Spies (Un)like Us

245700Reviewed: Deception: The Untold Story of East-West Espionage Today by Edward Lucas (Walker & Company, 384 pp., $26.00). Communism is dead, but the threat from Russia is still very much alive—and we in the West are dangerously complacent in the face of this menace.

That is the central thesis of Edward Lucas’s Deception: The Untold Story of East-West Espionage Today.

A senior editor at The Economist who was stationed in Russia from 1998 to 2002, Lucas gives a precise account of several sensational post-Cold War spy cases that underscore his theory that Russian espionage is “not just a lingering spasm of old Soviet institutions,” but an ongoing effort to penetrate the West by exploiting our “open and trusting approach to outsiders and newcomers.”

He illuminates each case with meticulously documented examples—including a long account from exclusive interviews with Herman Simm, the jailed Russian spy caught passing NATO secrets to the Russians—and provides a window on the businesses of spying and spy-catching in a post-Soviet world.

We are especially vulnerable, Lucas argues, because we are not paying close attention to Russia’s relentless efforts to infiltrate Western countries. Russia’s new spies not only engage in old-style “subversion, manipulation and penetration of the West,” Lucas writes in the book’s introduction, “they also defend a regime that…is tyrannical, criminal and murderous.” His larger point is well taken, if well known: Post-Cold War Russia is famous for its corruption. But is the West really not paying attention? As the cliché goes, we only hear about our own spies’ failures, not their successes.

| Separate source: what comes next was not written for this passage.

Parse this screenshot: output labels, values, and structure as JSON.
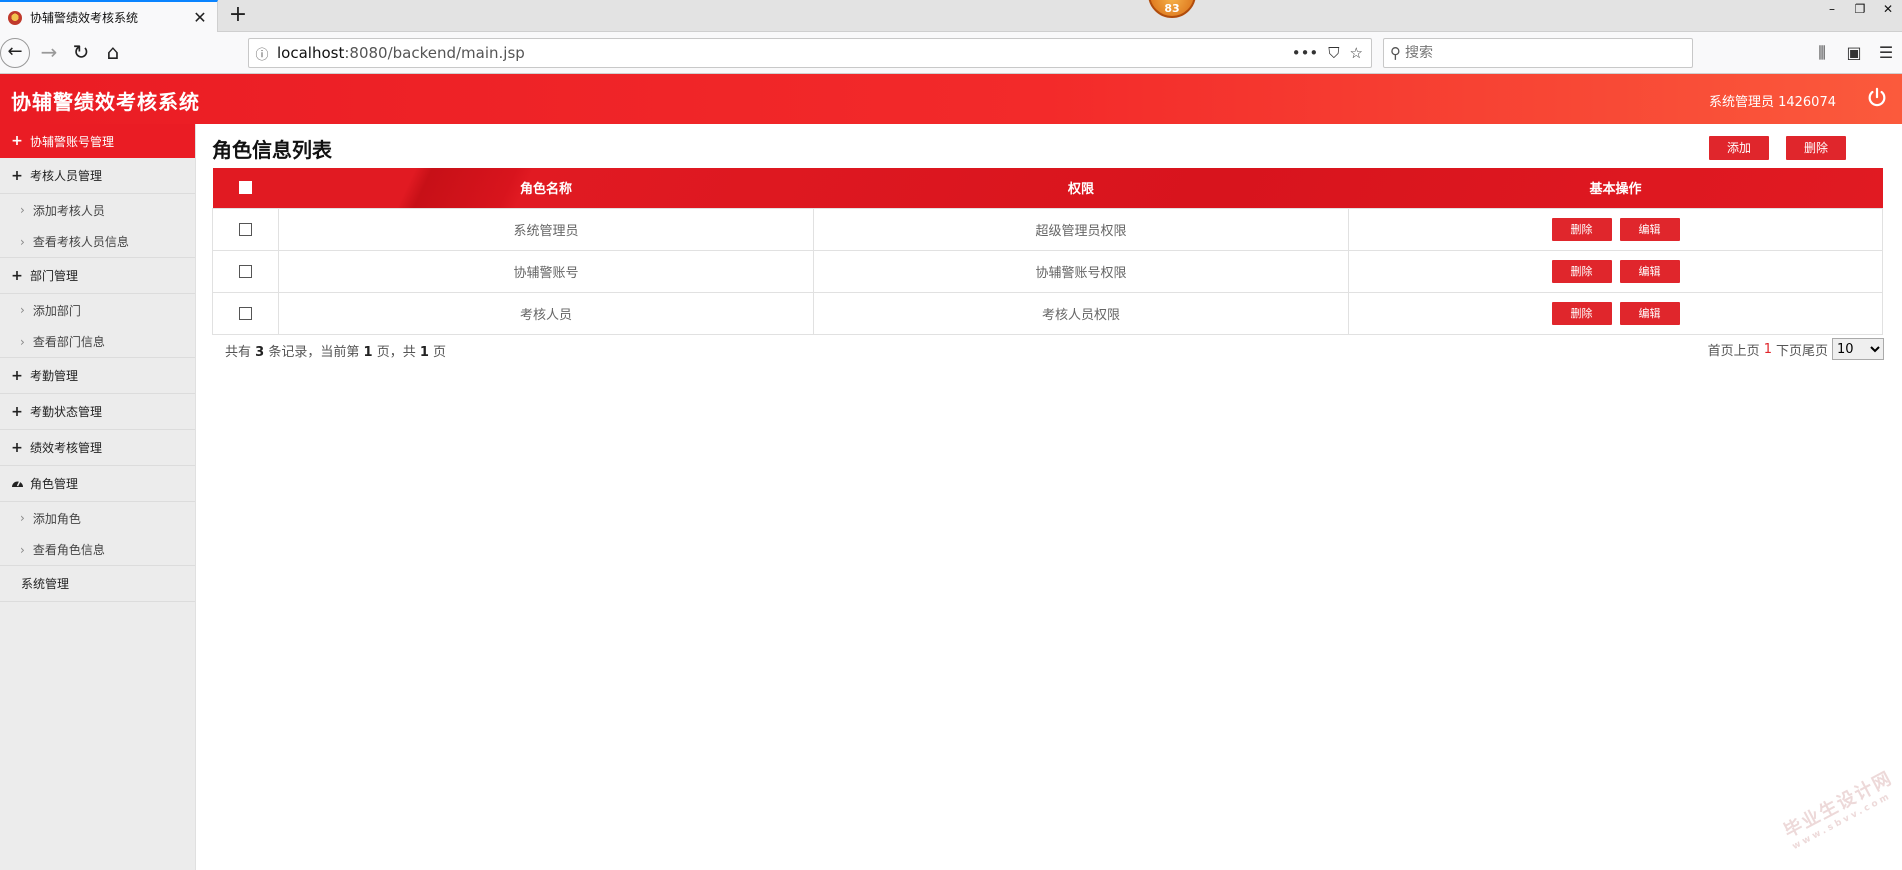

The book’s opening chapters underscores this new Russian “cruelty” with the chilling story of a lawyer named Sergei Magnitsky. In 2009, Magnitsky died a painful death in a Russian prison for having the audacity to represent an American financier’s investments in Russia in face of a massive tax fraud against him. According to Lucas, the sham trial was orchestrated by corrupt officials in the interior ministry and the FSB’s Kafkaesque-sounding “K Directorate”—a successor to the KGB that, in a Western democracy, Lucas reminds us, would investigate white-collar offenses. In Russian, he writes, the outfit is a “unit for perpetrating economic crime, not fighting it.” The ex-KGB has brought “not the promised transformation to order and modernity, but only a sleazy stability.”

Corruption permeates beyond the security services. Lucas paints a picture—vivid though unsurprising—of a modern Russia in which the politicians are also the corporate CEOs, and the line between public and private entities is perilously blurred. Masters of industry, he argues, siphon profits for “insiders’ private schemes and to promote Russia’s foreign-policy agenda.” In short: “As Don Jensen, a stalwart American critic of the regime, points out, Russia’s main export isn’t oil and gas. It is corruption.”

In a particularly well-researched and entertaining chapter, Lucas details the unveiling of Anna Chapman, the redheaded spy who became a celebrity—especially in Russia—after being outed as part of a sleeper cell of Russians in New York in 2012. “Most spies retire quietly to the shadows after they are exposed. Not so Ms. Chapman.” For instance, since Chapman was arrested and deported, she has posed semi-naked for a magazine, hosted the “lightweight” TV program Mysteries, and approved an iPhone poker app that allows gamers to choose her as an avatar.

Lucas makes Chapman’s metamorphosis from a provincial teenager to “her country’s leading political sex symbol” less a commentary on the spy herself than on “Russia’s attitude to spies, the West, women and its own rulers”—obsessively fascinating, sex objects, and naturally corrupt, respectively.

He has done fine reporting on each of these vignettes, and doesn’t shy away from titillating particulars in service of his central point. That point is perhaps best captured by the words of an anonymous Finnish official whom Lucas interviewed, but who declined to provide information on a senior Russian figure. Asked to give details about the man, the Finn demurred, and replied: “Good luck. But we can’t help you. That’s why we’re still here.”